Often dealerships will take the less risky road with repairs. This is common with franchises since they are required to perform their services and their service recommendations within standards agreed upon that allowed them to become a franchised representative of the manufacturer. Our alternate repair required buy-in from the vehicle owner and more risk since the possibility existed that time taken to diagnose and perform this alternate repair could have proven unsuccessful and thus resources would have been wasted. The tipping point came from the use of the bore-scope – a tool that is simple in concept but very powerful. End result: better information lead to a better solution. The client’s out-of-pocket expense was less than 25% of the dealership’s proposed repairs.
Vehicle details: 2009 Mini Cooper S / N14 Engine / 66,xxx miles
6 speed manual transmission
Technician: Tyler Seawright (Master ASE Certified)
- check engine light on, hard starting condition and noisy engine.
- Dealership diagnosed as valve timing problems: Broken timing guides, bad VANOS pulley, and possible other repairs needed
- Client came in looking for a second opinion
- Verified with computer diagnostics: misfire codes for all of the cylinders
- Visual inspection of ignition components (spark plugs and coils) suggested they were ok
- Tested basic engine datastream – found all parameter data with the engine off was correct, IE Coolant temp, Oil Temp, Battery voltage, Etc.
- Monitored low side fuel pressure (the N14 is equipped with direct fuel injection system so it has 2 different fuel supply systems): Low side fuel pressure system was good.
- Attempted to start the vehicle and it started.
- Ran running fuel pressure tests.
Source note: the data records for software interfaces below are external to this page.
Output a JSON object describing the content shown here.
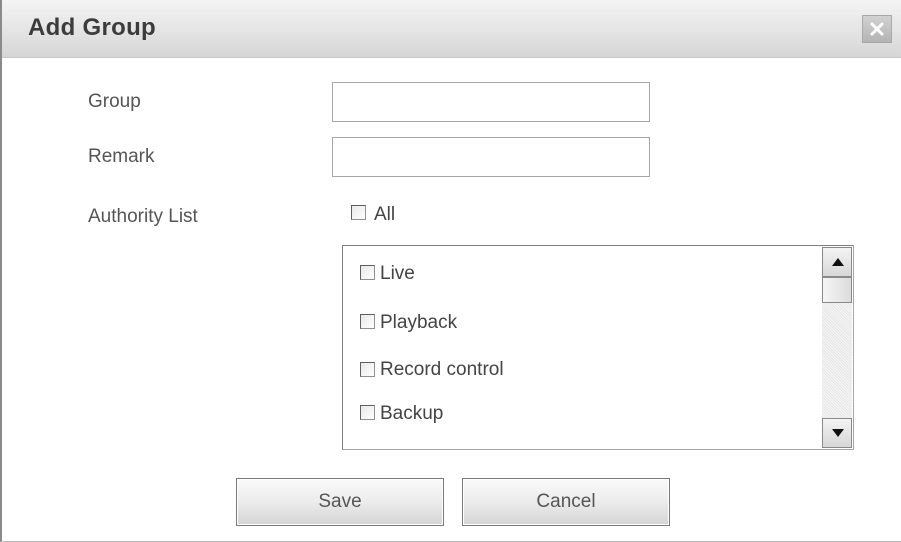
{
  "dialog": {
    "title": "Add Group",
    "close_icon": "close-icon"
  },
  "form": {
    "group_label": "Group",
    "group_value": "",
    "remark_label": "Remark",
    "remark_value": "",
    "authority_label": "Authority List",
    "all_label": "All",
    "all_checked": false
  },
  "authority_items": [
    {
      "label": "Live",
      "checked": false
    },
    {
      "label": "Playback",
      "checked": false
    },
    {
      "label": "Record control",
      "checked": false
    },
    {
      "label": "Backup",
      "checked": false
    }
  ],
  "buttons": {
    "save_label": "Save",
    "cancel_label": "Cancel"
  },
  "colors": {
    "title_text": "#3c3c3c",
    "label_text": "#555555",
    "close_button_bg": "#b4b4b4"
  }
}
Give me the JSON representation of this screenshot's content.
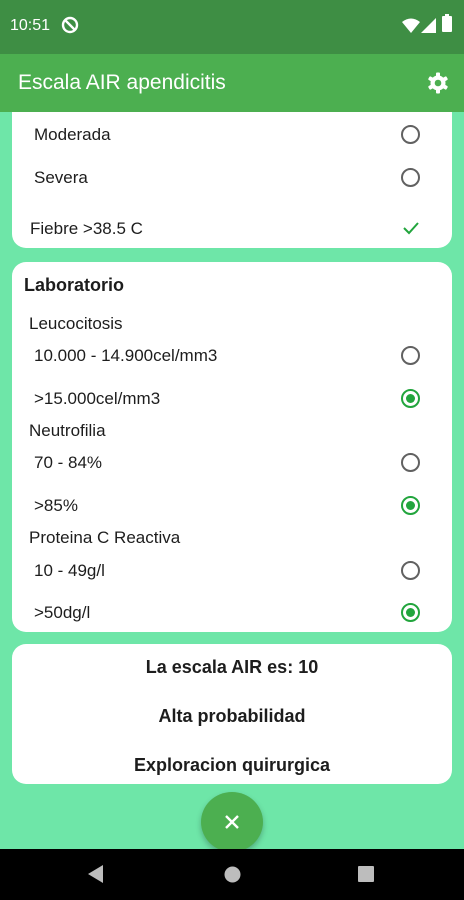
{
  "status": {
    "time": "10:51"
  },
  "appbar": {
    "title": "Escala AIR apendicitis"
  },
  "card1": {
    "options": [
      {
        "label": "Moderada",
        "selected": false
      },
      {
        "label": "Severa",
        "selected": false
      }
    ],
    "fever": {
      "label": "Fiebre >38.5 C",
      "checked": true
    }
  },
  "lab": {
    "title": "Laboratorio",
    "groups": [
      {
        "name": "Leucocitosis",
        "options": [
          {
            "label": "10.000 - 14.900cel/mm3",
            "selected": false
          },
          {
            "label": ">15.000cel/mm3",
            "selected": true
          }
        ]
      },
      {
        "name": "Neutrofilia",
        "options": [
          {
            "label": "70 - 84%",
            "selected": false
          },
          {
            "label": ">85%",
            "selected": true
          }
        ]
      },
      {
        "name": "Proteina C Reactiva",
        "options": [
          {
            "label": "10 - 49g/l",
            "selected": false
          },
          {
            "label": ">50dg/l",
            "selected": true
          }
        ]
      }
    ]
  },
  "result": {
    "score_text": "La escala AIR es: 10",
    "probability": "Alta probabilidad",
    "recommendation": "Exploracion quirurgica"
  },
  "colors": {
    "statusbar": "#3e8e44",
    "appbar": "#4caf50",
    "background": "#6ee6a8",
    "accent": "#22a53d"
  },
  "icons": {
    "settings": "gear-icon",
    "fab": "close-icon"
  }
}
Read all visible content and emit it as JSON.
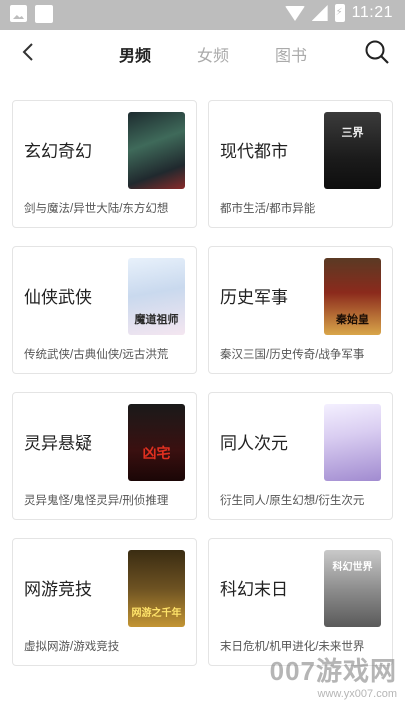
{
  "status_bar": {
    "time": "11:21",
    "icons": [
      "image-notification-icon",
      "square-notification-icon",
      "wifi-icon",
      "signal-icon",
      "battery-charging-icon"
    ]
  },
  "nav": {
    "back_icon": "chevron-left-icon",
    "tabs": [
      {
        "label": "男频",
        "active": true
      },
      {
        "label": "女频",
        "active": false
      },
      {
        "label": "图书",
        "active": false
      }
    ],
    "search_icon": "search-icon"
  },
  "categories": [
    {
      "title": "玄幻奇幻",
      "subtitle": "剑与魔法/异世大陆/东方幻想",
      "cover_text": ""
    },
    {
      "title": "现代都市",
      "subtitle": "都市生活/都市异能",
      "cover_text": "三界"
    },
    {
      "title": "仙侠武侠",
      "subtitle": "传统武侠/古典仙侠/远古洪荒",
      "cover_text": "魔道祖师"
    },
    {
      "title": "历史军事",
      "subtitle": "秦汉三国/历史传奇/战争军事",
      "cover_text": "秦始皇"
    },
    {
      "title": "灵异悬疑",
      "subtitle": "灵异鬼怪/鬼怪灵异/刑侦推理",
      "cover_text": "凶宅"
    },
    {
      "title": "同人次元",
      "subtitle": "衍生同人/原生幻想/衍生次元",
      "cover_text": ""
    },
    {
      "title": "网游竞技",
      "subtitle": "虚拟网游/游戏竞技",
      "cover_text": "网游之千年"
    },
    {
      "title": "科幻末日",
      "subtitle": "末日危机/机甲进化/未来世界",
      "cover_text": "科幻世界"
    }
  ],
  "watermark": {
    "big": "007游戏网",
    "small": "www.yx007.com"
  },
  "colors": {
    "status_bar": "#bdbdbd",
    "active_tab": "#222222",
    "inactive_tab": "#aaaaaa",
    "card_border": "#e4e4e4"
  }
}
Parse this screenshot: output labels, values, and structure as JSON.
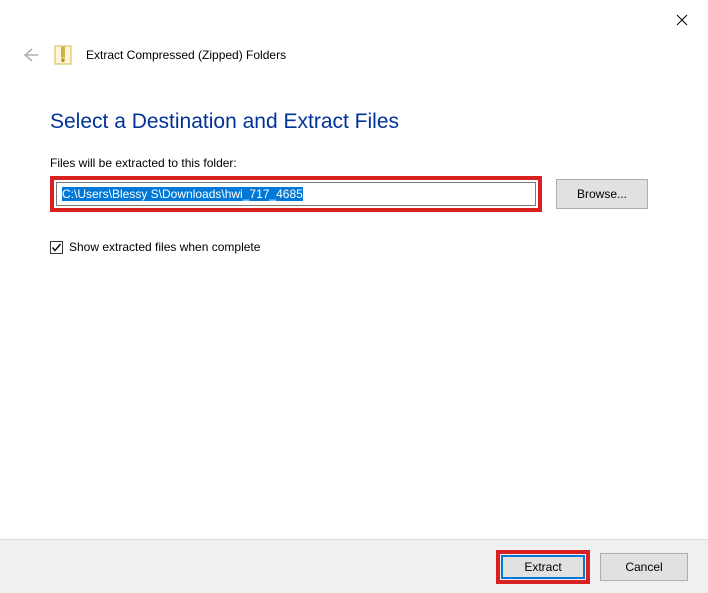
{
  "titlebar": {
    "close_tooltip": "Close"
  },
  "header": {
    "back_tooltip": "Back",
    "wizard_title": "Extract Compressed (Zipped) Folders"
  },
  "content": {
    "heading": "Select a Destination and Extract Files",
    "dest_label": "Files will be extracted to this folder:",
    "path_value": "C:\\Users\\Blessy S\\Downloads\\hwi_717_4685",
    "browse_label": "Browse...",
    "show_files_label": "Show extracted files when complete",
    "show_files_checked": true
  },
  "footer": {
    "extract_label": "Extract",
    "cancel_label": "Cancel"
  }
}
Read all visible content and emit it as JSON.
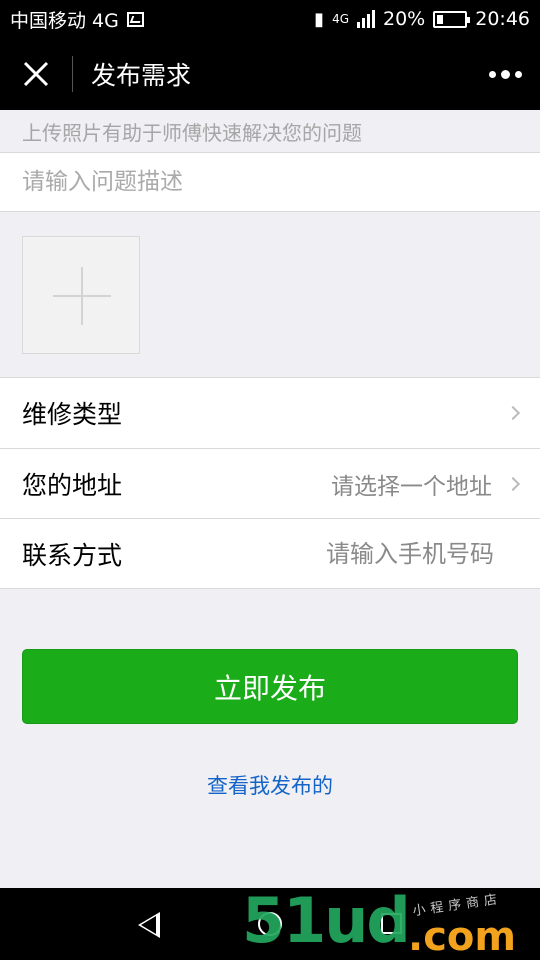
{
  "status_bar": {
    "carrier": "中国移动 4G",
    "network": "4G",
    "battery": "20%",
    "time": "20:46"
  },
  "nav": {
    "title": "发布需求",
    "close_icon": "close-icon",
    "more_icon": "more-icon"
  },
  "form": {
    "hint": "上传照片有助于师傅快速解决您的问题",
    "description_placeholder": "请输入问题描述",
    "upload_icon": "plus-icon",
    "rows": [
      {
        "label": "维修类型",
        "value": ""
      },
      {
        "label": "您的地址",
        "value": "请选择一个地址"
      },
      {
        "label": "联系方式",
        "placeholder": "请输入手机号码"
      }
    ]
  },
  "actions": {
    "publish_label": "立即发布",
    "my_posts_label": "查看我发布的"
  },
  "watermark": {
    "main": "51ud",
    "tld": ".com",
    "tagline": "小程序商店"
  },
  "colors": {
    "primary_green": "#1aad19",
    "link_blue": "#1464c8",
    "background": "#efeff4"
  }
}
Fuel pressure within specs
- When running the DME (engine computer) set a code “2B64 Intake manifold, unmetered air“.
- Per MINI’s technical service bulletins, removed the valve cover to physically check the valve timing. With the camshaft alignment tools in
place we found that the valve timing was correct.
- Also inspected timing chains, guides, and tensioners: all ok.
- Further running tests found that the variable Valve timing( VANOS) degree measurements would not deviate from 36degrees.
- Monitored the Duty Cycle command to the VANOS Solenoid actuator and noticed that the Duty Cycle was changing when being commanded from the DMEto change but the actual valve timing was not changing.
- This lead us to a physical fault with the VANOS system that cannot truly be measure electrically by the DME.
We removed the VANOS Solenoid and found that it was physically broken and was not able to supply engine oil to the VANOS gear and therefore would not change the valve timing. (pictured below – broken solenoid in front / new (good) solenoid behind)
This is a classic case of a physical inspection trumping what a diagnostic tree / computer diagnostic process suggests. The dealership followed all MINI protocols and formal test procedures to conclude, consistently but incorrectly, that the problem was with the physical valve timing components. Knowing that as a weak-spot in this engine design, MINI’s repair suggestions weren’t a bad thing for the vehicle but would not have fixed the client’s concerns.
In the end, we saved our client over $1300 of misdiagnosed repairs. A big win!
This engine is not equipped with a oil level warning system to alert the driver that the engine oil is getting low. We Suggest that every other time you fill your car with gasoline, Check the engine oil.